[Stored data entries]
........
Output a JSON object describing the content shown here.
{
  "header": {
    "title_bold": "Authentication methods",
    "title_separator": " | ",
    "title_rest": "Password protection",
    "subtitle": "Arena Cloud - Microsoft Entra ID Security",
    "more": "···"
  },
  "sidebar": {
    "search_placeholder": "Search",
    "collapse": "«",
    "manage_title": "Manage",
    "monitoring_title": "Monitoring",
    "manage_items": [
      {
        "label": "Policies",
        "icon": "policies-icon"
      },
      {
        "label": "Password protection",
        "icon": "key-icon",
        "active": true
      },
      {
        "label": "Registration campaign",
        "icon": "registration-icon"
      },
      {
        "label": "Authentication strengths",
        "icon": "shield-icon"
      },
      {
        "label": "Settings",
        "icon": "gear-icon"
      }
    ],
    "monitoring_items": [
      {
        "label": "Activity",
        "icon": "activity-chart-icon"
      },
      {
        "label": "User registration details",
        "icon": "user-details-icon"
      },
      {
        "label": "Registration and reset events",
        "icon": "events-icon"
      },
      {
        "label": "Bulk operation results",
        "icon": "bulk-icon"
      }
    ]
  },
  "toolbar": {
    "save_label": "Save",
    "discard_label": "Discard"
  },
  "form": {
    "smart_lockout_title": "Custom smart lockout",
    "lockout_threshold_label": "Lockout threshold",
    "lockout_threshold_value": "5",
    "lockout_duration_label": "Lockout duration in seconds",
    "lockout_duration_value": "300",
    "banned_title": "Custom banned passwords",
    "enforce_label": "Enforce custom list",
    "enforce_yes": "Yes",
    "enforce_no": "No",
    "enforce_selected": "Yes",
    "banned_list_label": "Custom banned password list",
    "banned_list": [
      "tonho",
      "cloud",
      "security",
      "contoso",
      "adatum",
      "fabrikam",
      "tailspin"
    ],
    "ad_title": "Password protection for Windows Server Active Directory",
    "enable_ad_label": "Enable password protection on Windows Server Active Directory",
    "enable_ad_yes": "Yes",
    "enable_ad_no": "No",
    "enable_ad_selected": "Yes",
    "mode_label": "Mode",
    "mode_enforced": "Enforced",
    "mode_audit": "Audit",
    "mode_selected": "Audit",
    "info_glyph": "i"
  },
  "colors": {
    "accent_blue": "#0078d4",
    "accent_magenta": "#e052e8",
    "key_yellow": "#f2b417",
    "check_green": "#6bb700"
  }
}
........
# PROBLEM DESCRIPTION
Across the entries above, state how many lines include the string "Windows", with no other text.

# ANSWER FOR THIS EXERCISE
2